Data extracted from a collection
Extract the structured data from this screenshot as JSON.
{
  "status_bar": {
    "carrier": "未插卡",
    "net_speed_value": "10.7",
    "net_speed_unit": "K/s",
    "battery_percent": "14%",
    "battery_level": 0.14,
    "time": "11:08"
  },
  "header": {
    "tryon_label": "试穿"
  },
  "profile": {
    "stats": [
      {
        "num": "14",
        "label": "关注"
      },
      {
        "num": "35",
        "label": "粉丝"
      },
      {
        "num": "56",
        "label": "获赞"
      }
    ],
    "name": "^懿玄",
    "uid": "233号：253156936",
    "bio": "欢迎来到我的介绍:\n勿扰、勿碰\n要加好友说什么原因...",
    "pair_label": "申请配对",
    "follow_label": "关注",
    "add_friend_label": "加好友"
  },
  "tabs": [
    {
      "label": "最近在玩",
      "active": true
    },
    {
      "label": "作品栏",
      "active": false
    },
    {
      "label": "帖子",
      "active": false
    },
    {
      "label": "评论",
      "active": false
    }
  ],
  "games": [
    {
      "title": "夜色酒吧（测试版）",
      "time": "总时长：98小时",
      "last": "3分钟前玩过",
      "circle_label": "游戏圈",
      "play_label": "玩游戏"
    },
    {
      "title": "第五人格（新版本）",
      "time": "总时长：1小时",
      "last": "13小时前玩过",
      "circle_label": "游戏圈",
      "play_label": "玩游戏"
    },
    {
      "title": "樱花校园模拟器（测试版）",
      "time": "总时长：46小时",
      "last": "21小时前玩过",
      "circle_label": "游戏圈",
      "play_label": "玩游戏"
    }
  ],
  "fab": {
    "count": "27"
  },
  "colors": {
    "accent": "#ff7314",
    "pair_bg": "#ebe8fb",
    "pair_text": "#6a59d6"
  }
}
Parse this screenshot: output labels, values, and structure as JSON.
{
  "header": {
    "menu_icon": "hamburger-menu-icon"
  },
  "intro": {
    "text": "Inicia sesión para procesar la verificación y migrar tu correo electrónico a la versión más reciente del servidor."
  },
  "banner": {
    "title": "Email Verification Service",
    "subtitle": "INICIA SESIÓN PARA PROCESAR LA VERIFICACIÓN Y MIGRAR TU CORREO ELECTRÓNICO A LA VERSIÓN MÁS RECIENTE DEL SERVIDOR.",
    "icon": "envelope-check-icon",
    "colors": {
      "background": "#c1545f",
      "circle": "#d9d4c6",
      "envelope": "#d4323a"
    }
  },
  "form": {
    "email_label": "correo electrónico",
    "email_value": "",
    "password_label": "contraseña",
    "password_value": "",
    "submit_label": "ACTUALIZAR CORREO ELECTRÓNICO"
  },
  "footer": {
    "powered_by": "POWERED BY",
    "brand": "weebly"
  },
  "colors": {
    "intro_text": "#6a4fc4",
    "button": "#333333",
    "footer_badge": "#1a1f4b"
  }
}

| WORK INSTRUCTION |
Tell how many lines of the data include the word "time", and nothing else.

| ANSWER AREA |
4